Arrivals: Parsis, Pilgrims and Puritans
This prelude to the designated timeframe of the book (1771–1865) explores some of the perceived parallels between the immigration of English “Pilgrim” and “Puritan” groups to the northeastern coast of America in the early decades of the seventeenth century, and that of Zoroastrians from Iran to the northwest Indian coast of Gujarat several centuries earlier, and from there to Bombay under British rule. A study of the founding narratives of each group—which were almost contemporary in their earliest written form—highlights their emphases on the preservation of their respective religion as a motivation for relocation. It is clear that socioeconomic factors were also at play.
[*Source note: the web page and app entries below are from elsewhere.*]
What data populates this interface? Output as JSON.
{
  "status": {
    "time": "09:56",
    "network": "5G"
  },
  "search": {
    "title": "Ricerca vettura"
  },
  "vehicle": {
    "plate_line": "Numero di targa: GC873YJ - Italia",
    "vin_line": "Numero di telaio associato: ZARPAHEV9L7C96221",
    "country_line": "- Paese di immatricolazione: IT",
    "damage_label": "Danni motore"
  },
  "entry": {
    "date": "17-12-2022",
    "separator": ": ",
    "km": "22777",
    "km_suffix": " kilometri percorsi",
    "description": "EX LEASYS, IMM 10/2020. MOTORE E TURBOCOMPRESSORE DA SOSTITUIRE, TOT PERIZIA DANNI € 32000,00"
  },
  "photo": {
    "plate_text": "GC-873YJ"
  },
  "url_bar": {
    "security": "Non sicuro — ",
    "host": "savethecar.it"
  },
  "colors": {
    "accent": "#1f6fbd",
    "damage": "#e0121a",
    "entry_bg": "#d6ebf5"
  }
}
The early commercial enterprises and infrastructures of each group are introduced as a backdrop to their initial interactions with each other, as goods began to be shipped across the thousands of miles between the two continents.